Problem description →
Go through the data below line by line and report how many lines contain "West", giving only that figure.
═══ Supplied records ═══
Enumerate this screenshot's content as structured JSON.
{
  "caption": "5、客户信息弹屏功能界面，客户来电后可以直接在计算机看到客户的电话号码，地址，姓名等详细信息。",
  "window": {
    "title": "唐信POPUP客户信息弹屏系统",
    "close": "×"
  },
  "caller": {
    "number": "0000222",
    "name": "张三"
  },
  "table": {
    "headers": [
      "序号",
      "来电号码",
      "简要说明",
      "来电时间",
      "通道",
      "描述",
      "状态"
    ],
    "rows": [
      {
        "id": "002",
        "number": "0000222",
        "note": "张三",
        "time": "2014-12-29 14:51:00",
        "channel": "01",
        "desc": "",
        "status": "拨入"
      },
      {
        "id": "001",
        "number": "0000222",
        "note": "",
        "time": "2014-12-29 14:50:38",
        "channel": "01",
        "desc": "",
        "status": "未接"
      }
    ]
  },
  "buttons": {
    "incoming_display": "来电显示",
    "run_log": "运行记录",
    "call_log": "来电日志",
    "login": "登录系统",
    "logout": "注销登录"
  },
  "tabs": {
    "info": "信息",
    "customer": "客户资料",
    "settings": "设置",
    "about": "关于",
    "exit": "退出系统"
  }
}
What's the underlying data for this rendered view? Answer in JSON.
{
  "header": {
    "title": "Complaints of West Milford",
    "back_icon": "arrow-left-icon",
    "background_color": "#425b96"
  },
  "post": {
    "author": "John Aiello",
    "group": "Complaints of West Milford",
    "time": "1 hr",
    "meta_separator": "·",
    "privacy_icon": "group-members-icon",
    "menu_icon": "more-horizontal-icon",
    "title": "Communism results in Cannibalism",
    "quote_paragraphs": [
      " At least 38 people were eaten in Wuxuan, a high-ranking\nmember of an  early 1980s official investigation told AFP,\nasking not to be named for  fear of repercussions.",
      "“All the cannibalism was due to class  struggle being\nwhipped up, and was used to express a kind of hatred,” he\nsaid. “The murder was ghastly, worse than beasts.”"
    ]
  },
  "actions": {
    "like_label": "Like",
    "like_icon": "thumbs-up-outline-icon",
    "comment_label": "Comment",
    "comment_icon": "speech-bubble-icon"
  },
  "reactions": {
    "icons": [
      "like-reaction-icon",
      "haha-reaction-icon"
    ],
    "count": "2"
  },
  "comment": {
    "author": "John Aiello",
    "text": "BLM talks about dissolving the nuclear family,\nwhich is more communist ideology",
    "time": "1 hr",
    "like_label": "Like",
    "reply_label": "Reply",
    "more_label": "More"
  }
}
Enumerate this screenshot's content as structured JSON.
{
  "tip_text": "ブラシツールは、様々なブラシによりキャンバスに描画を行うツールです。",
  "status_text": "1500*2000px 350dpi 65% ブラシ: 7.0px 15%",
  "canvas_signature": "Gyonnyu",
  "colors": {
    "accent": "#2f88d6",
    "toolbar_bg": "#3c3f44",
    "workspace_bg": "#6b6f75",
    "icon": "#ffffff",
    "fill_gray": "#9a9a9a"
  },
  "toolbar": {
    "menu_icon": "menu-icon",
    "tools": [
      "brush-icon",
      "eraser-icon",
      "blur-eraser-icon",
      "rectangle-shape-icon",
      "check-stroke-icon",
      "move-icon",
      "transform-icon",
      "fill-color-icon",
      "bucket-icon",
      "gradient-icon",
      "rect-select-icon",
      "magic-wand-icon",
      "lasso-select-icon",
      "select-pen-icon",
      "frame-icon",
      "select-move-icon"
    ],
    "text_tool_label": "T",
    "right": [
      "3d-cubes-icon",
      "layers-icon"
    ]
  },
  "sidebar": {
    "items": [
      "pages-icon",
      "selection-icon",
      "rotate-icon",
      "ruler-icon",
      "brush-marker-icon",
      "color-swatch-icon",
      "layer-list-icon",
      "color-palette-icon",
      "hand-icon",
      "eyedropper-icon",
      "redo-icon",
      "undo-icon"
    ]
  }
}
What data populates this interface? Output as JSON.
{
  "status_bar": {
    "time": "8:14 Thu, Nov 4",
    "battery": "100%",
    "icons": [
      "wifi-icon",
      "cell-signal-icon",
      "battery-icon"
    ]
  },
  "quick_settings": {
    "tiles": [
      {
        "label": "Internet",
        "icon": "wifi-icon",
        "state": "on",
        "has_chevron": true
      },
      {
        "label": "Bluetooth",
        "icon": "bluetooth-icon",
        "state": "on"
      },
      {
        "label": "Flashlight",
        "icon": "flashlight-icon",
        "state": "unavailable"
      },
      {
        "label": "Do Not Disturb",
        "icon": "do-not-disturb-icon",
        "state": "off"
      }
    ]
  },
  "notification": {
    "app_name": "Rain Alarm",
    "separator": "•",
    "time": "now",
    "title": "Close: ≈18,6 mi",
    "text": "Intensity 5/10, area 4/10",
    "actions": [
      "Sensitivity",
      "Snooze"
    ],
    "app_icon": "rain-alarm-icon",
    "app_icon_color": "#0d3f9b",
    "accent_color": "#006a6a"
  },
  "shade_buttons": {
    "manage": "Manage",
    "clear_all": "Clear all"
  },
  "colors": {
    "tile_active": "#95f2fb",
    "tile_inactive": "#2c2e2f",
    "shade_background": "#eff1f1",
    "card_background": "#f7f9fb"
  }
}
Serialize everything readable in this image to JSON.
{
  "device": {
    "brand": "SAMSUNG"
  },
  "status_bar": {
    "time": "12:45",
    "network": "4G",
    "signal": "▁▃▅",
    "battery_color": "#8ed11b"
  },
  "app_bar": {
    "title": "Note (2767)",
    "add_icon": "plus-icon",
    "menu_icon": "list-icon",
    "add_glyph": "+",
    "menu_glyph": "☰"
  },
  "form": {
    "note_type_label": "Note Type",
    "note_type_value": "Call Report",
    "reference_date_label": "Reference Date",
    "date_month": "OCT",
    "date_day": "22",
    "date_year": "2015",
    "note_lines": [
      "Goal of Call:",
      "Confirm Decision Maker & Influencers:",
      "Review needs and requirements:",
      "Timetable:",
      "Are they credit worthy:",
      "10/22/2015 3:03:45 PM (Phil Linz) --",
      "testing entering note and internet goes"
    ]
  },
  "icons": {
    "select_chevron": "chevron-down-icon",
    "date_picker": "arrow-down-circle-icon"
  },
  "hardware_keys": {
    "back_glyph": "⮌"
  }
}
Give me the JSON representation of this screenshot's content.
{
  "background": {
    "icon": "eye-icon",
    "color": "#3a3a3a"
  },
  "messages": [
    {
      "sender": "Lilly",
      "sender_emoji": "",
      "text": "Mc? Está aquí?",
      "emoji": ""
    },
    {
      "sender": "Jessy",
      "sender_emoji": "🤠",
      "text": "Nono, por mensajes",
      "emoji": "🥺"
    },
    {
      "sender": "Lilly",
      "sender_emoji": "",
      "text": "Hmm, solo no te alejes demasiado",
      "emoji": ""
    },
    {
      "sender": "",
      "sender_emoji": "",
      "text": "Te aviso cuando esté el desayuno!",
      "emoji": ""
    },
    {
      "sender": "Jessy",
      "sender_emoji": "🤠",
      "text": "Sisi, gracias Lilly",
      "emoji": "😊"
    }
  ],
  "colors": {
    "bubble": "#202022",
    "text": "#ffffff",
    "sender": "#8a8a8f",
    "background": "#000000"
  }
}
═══
Reply →
2